◆ WHAT TO PRODUCE
I would like each line of the data that holds the word "Sprzedaż" copied out.

··· LISTED RECORDS

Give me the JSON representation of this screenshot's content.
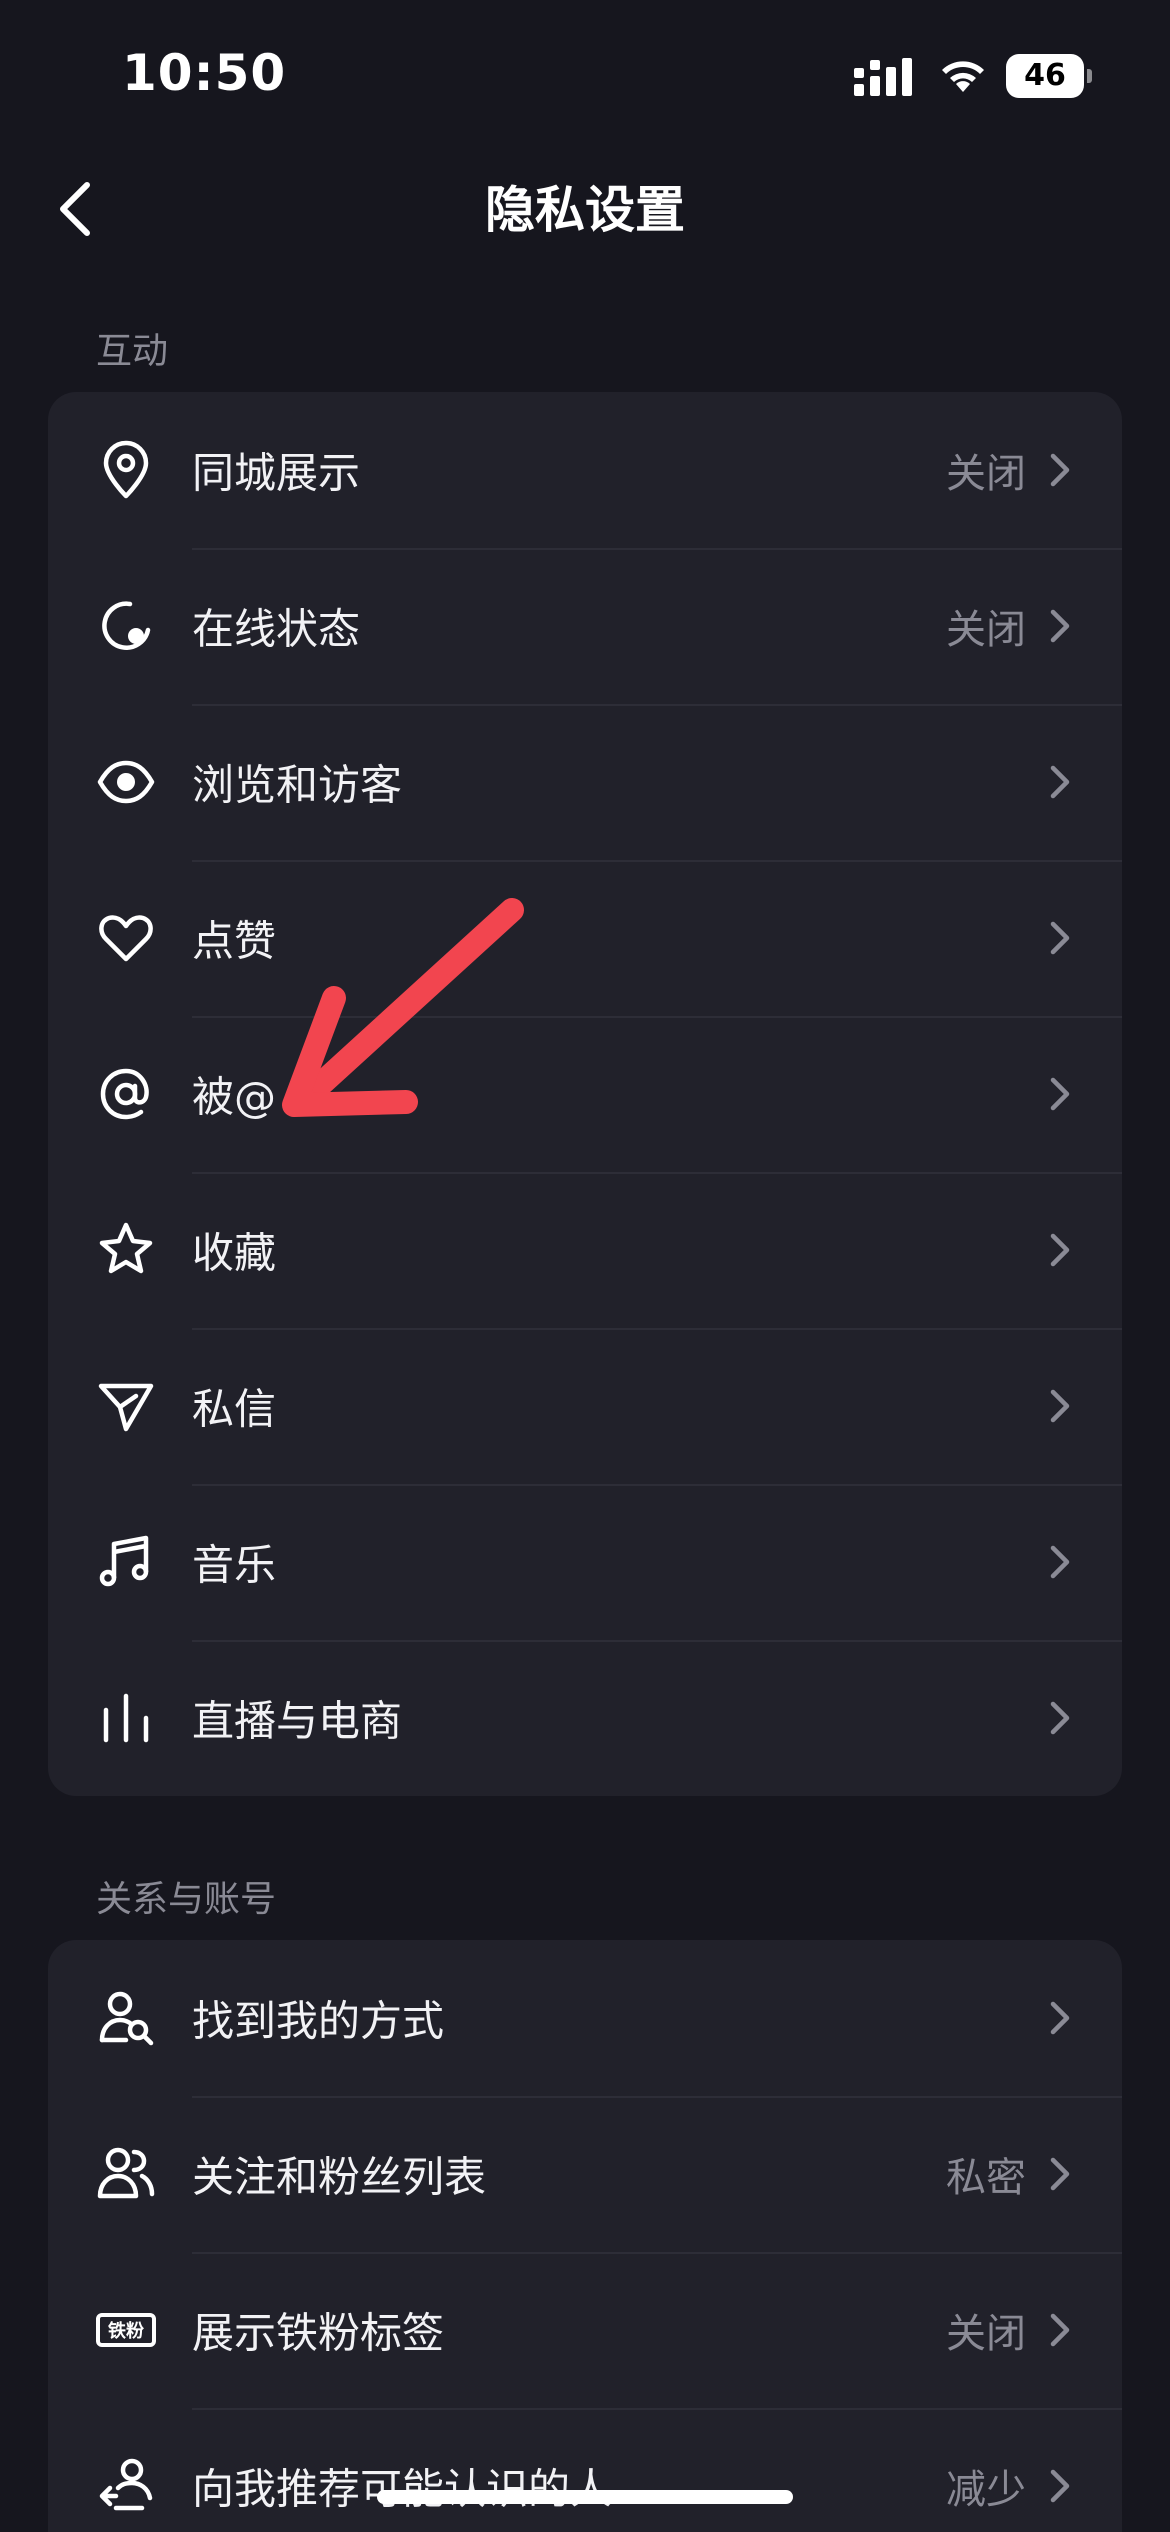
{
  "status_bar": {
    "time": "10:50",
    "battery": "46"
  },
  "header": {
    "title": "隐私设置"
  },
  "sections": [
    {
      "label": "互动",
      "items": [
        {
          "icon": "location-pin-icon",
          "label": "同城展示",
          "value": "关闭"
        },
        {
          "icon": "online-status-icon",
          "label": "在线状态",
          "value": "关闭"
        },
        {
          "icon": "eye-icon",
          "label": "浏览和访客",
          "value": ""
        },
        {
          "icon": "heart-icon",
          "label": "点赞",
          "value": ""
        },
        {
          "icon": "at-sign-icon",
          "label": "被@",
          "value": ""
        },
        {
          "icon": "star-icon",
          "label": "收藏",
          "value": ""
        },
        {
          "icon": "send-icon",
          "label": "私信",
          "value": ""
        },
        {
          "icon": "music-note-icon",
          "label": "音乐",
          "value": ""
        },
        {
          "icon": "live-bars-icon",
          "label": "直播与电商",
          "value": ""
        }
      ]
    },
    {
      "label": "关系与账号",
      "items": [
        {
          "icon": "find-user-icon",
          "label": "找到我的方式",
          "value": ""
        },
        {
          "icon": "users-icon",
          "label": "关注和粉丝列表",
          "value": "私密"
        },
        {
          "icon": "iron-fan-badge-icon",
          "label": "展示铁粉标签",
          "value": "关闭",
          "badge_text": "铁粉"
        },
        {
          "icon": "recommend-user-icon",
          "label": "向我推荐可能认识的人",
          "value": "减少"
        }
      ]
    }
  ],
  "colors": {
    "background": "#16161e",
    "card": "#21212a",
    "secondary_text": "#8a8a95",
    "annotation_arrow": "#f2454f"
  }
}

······
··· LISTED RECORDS

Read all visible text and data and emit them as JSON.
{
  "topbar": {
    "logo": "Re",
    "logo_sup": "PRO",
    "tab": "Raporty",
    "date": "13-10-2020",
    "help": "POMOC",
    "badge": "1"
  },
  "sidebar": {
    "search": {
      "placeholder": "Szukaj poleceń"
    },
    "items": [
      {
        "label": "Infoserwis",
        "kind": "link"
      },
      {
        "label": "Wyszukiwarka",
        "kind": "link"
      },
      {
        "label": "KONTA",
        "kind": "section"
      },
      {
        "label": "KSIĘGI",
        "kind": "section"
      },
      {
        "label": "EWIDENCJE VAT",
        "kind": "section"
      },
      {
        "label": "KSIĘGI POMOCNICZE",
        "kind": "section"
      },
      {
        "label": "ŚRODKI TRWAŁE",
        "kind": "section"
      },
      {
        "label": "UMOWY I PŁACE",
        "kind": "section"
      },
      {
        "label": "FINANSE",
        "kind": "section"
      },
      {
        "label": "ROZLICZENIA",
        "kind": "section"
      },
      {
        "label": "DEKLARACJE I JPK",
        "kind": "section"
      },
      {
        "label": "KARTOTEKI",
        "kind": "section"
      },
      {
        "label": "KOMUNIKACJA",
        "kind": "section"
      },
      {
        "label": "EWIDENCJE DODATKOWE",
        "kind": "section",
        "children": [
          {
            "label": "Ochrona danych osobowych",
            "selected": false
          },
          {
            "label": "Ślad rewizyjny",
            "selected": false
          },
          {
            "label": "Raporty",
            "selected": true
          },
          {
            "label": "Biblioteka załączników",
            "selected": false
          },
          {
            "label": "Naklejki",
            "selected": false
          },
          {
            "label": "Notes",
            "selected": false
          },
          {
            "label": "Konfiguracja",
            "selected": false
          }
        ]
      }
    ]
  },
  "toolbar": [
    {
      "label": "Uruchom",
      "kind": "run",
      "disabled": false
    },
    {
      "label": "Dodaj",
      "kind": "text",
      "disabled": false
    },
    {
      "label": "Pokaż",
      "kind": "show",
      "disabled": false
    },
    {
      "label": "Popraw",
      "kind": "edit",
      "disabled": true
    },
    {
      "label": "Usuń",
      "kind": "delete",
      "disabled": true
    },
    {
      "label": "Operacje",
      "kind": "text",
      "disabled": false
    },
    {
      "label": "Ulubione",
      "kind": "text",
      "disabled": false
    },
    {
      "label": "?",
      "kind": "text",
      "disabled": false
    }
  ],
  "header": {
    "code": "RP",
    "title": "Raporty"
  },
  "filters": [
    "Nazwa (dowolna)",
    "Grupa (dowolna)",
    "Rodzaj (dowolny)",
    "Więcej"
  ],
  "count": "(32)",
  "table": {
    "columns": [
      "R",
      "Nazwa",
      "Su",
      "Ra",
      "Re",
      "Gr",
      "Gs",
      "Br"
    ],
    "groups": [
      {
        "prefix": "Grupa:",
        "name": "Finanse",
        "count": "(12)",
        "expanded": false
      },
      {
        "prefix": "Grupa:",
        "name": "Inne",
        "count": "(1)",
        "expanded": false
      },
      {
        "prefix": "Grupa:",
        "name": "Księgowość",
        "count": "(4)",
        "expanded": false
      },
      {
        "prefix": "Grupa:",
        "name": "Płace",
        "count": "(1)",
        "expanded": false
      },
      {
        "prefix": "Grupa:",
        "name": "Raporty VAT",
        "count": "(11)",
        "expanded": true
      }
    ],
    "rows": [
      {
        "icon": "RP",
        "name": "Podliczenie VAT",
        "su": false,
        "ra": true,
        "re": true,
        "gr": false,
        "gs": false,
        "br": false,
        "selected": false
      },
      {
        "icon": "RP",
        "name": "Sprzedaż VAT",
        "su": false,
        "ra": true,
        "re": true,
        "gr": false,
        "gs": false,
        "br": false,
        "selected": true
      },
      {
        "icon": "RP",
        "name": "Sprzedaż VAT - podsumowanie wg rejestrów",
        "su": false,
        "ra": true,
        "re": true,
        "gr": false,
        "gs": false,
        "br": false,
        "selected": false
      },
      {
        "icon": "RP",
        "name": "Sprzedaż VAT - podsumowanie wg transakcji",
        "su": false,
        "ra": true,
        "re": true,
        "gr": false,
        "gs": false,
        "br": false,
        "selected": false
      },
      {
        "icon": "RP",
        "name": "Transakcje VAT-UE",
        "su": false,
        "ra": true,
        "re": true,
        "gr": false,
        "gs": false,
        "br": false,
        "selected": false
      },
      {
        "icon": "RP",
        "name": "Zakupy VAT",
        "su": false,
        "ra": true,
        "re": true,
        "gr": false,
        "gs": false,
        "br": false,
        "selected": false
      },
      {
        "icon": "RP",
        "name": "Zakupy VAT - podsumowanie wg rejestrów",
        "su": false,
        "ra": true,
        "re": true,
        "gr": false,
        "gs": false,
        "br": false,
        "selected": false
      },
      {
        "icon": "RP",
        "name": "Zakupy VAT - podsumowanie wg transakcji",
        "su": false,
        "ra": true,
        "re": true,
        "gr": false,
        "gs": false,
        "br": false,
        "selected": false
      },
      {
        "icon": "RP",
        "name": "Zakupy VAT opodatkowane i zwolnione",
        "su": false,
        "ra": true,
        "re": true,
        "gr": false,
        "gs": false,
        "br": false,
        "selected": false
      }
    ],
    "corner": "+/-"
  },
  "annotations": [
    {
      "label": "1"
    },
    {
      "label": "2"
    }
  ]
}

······

◆ RESPONSE BOX
        "name": "Sprzedaż VAT",
        "name": "Sprzedaż VAT - podsumowanie wg rejestrów",
        "name": "Sprzedaż VAT - podsumowanie wg transakcji",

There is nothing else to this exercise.